The August manufacturing PMI, non-manufacturing PMI and composite PMI will be released on 31 August, while the Caixin manufacturing PMI will be released on 1 September. The recent impact on water and electricity caused by the hot weather in China may have negatively affected the economic data in August, which could lead to some disappointing figures.
Next week brings quarterly GDP data for Q1 and the manufacturing PMI for August.
Australia & New Zealand
A selection of data on offer next week with retail sales up first on Monday followed by building approvals Tuesday and the manufacturing PMI on Thursday. A 50 basis point hike at the next RBA meeting is still viewed as likely.

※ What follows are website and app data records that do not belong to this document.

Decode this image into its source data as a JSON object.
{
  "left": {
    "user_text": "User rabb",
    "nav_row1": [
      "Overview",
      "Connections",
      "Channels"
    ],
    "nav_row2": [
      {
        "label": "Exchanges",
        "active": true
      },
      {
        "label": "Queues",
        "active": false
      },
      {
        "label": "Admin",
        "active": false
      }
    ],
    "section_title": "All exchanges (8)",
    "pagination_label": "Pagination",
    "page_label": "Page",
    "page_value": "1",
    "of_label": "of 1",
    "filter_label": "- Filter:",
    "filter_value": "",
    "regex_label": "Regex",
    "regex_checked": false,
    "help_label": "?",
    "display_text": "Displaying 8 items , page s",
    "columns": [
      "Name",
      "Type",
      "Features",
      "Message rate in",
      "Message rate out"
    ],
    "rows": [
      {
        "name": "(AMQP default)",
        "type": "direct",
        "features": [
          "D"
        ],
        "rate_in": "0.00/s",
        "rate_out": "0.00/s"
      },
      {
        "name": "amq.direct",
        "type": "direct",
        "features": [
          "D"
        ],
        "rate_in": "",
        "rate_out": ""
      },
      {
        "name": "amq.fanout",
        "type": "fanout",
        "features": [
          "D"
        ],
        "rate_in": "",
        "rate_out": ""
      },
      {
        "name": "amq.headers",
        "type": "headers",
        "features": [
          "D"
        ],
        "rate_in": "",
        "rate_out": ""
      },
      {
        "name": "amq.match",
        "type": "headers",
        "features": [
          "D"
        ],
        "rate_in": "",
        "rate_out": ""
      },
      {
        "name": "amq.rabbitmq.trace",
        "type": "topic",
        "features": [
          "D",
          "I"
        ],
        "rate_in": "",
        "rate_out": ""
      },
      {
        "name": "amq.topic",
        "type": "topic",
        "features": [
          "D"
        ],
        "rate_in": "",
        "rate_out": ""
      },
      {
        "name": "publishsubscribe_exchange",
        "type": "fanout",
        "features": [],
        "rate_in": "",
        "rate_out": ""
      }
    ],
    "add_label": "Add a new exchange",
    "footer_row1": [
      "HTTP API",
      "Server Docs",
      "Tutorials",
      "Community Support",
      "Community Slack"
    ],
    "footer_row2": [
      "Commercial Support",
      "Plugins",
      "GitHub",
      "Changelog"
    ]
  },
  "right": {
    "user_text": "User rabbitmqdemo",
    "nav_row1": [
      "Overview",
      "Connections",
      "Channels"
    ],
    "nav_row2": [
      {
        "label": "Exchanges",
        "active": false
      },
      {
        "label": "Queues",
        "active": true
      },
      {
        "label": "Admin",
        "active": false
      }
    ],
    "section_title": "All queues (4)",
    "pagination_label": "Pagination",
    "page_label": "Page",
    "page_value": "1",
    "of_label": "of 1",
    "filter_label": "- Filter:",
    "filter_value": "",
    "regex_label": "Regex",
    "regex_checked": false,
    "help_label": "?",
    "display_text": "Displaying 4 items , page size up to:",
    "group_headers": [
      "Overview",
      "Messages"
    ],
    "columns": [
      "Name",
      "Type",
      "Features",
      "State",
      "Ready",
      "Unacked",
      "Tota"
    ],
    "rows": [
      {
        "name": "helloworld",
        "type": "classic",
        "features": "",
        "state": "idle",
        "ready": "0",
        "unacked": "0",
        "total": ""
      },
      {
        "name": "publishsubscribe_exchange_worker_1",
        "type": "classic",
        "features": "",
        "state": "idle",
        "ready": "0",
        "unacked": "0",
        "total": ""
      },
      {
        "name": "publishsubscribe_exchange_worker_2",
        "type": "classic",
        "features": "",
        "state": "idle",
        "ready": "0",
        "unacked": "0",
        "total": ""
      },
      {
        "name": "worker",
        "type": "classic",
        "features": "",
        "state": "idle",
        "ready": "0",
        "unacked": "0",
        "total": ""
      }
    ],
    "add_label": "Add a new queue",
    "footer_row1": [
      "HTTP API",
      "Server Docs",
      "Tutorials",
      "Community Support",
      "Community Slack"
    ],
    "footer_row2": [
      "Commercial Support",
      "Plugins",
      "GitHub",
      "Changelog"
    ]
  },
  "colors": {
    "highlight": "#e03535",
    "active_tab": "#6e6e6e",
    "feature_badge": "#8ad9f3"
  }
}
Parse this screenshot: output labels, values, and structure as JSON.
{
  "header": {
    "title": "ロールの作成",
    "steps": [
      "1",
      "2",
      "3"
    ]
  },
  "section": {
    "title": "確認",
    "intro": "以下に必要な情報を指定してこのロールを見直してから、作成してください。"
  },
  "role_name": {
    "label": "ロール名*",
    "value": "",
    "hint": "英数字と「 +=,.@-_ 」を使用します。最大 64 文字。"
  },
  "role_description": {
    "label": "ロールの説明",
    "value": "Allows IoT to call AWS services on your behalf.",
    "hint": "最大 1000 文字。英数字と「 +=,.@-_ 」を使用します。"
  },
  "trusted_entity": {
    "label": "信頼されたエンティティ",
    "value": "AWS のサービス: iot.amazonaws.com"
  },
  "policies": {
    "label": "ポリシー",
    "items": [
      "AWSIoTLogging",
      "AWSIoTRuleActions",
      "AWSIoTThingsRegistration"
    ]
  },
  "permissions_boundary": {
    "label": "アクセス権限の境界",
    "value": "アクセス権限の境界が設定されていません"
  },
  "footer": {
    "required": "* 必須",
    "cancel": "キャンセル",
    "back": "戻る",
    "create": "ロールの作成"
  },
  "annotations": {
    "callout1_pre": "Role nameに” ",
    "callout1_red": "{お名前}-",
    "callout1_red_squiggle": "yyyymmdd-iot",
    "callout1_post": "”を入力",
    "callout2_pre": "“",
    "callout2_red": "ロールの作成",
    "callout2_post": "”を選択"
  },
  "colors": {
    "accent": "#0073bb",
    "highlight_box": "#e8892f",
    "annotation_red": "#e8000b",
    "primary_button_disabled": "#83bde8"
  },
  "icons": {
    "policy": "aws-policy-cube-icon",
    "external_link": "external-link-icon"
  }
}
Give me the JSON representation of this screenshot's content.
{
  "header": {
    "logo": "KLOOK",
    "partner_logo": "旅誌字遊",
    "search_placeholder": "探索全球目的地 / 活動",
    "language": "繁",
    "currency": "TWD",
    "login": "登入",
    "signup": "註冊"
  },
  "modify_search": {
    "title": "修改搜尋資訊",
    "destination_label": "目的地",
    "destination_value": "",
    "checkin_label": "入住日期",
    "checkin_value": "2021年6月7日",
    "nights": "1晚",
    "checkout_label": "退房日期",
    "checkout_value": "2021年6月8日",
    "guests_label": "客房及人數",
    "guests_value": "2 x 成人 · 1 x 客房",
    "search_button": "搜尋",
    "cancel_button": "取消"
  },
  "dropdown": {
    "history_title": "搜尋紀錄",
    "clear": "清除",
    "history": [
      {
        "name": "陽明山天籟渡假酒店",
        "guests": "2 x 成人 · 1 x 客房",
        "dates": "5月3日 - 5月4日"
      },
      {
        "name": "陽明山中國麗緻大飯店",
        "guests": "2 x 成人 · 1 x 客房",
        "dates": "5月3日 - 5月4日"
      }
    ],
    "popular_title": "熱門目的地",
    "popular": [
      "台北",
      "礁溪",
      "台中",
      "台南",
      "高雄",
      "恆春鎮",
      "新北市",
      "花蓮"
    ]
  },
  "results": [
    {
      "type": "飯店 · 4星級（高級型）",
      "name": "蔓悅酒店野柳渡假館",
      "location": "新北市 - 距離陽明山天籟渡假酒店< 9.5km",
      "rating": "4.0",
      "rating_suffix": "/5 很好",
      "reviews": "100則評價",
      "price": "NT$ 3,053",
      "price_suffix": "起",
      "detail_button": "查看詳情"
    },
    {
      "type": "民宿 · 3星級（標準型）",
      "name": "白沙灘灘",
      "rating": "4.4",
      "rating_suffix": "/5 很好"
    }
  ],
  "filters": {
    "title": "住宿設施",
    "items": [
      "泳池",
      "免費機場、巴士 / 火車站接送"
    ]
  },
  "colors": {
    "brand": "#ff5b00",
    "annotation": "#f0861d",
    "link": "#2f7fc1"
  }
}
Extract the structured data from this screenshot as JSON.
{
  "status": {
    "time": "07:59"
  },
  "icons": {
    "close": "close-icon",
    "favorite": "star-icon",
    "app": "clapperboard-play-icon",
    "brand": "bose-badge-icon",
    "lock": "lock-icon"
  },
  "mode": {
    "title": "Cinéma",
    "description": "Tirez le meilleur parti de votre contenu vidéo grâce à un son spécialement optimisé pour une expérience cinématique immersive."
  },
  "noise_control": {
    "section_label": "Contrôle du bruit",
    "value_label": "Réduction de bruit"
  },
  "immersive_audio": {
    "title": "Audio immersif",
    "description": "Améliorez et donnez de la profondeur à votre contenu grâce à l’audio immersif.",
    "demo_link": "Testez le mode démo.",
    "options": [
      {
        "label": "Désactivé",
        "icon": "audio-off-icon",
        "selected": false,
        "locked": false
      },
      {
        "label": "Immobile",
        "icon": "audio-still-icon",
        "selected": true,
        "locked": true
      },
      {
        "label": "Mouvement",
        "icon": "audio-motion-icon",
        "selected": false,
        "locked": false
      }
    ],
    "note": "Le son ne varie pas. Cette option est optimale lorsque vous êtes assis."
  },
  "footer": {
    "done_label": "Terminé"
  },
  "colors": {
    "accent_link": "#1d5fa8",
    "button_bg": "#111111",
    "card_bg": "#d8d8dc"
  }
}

Only tier two and three data on offer from New Zealand next week.
The divergent attitude of the Fed and the Bank of Japan toward the fundamentals of the rate hike outlook continues to support USD/JPY.
A number of important economic indicators will be released over the next week covering the labour market, industrial output, retail sales and manufacturing. We’ll also hear from BoJ Board Member Junko Nakagawa on Wednesday.
The only data release next week is the PMI on Friday.
Saturday, Aug. 27
China industrial profits
Last day of the Kansas City Fed’s annual Economic Policy Symposium in Jackson Hole
Sunday, Aug. 28
No major events or economic releases
Monday, Aug. 29
Australia retail sales
Japan leading index, coincident index
Turkey trade balance, economic confidence
Elon Musk and Ukraine President Volodymyr Zelenskyy expected to speak at the ONS conference
Markets are closed in London due to the UK’s Summer Bank Holiday
ECB Chief Economist Lane and Riksbank Deputy Governor Floden to speak at the Central Bank Research Association’s annual meeting in Barcelona
Tuesday, Aug. 30
US Conference Board consumer confidence
Australia building approvals
Czech Republic GDP
Eurozone economic confidence, consumer confidence
India Bloomberg economic survey
Mexico international reserves, unemployment
New York Fed President Williams speaks with the Wall Street Journal about the US economic outlook
ECB’s Holzmann, Stournaras, Muller and Wunsch speak about “Inflation: Can Central Banks Cope?” at the Alpbach Forum in Austria
Wednesday, Aug. 31
Russia’s Gazprom to halt gas flows through the key Nord Stream pipeline for three days of maintenance
Australia construction work, private sector credit
Chile industrial production
India eight infrastructure industries
Japan industrial production, retail sales, consumer confidence index
New Zealand building permits, business confidence
Singapore money supply
South Africa trade balance
Thailand trade, BoP, capacity utilization
EIA crude oil inventory report
Cleveland Fed President Mester speaks on the outlook for the economy and monetary policy at an event hosted by the Dayton Area Chamber of Commerce
Atlanta Fed President Bostic speaks at the Georgia Fintech Academy about the role of fintech in promoting financial inclusion
Riksbank Deputy Governor Breman speaks at a seminar about the Swedish economy
Thursday, Sept. 1
US construction spending, ISM manufacturing, S&P final manufacturing PMI reading, initial jobless claims
Eurozone manufacturing PMIs
India manufacturing PMI
South Africa manufacturing PMI
Thailand manufacturing PMI
UK manufacturing PMI
China Caixin manufacturing PMI
Germany manufacturing PMI
Hungary GDP, One-Week Deposit Rate
Italy unemployment, GDP
Japan capital spending, vehicle sales, company profits, PMI
New Zealand house prices
Thailand business sentiment index
Friday, Sept. 2
US August change in employment: 300K expected v 528K prior, factory goods, durable goods
Japan monetary base
Singapore electronics sector index, PMI
Thailand foreign reserves, forward contracts
The UK leadership ballot closes in the evening with the winner being announced on Sept 5th
Sovereign Rating Updates
Editor’s Note: The summary bullets for this article were chosen by Seeking Alpha editors.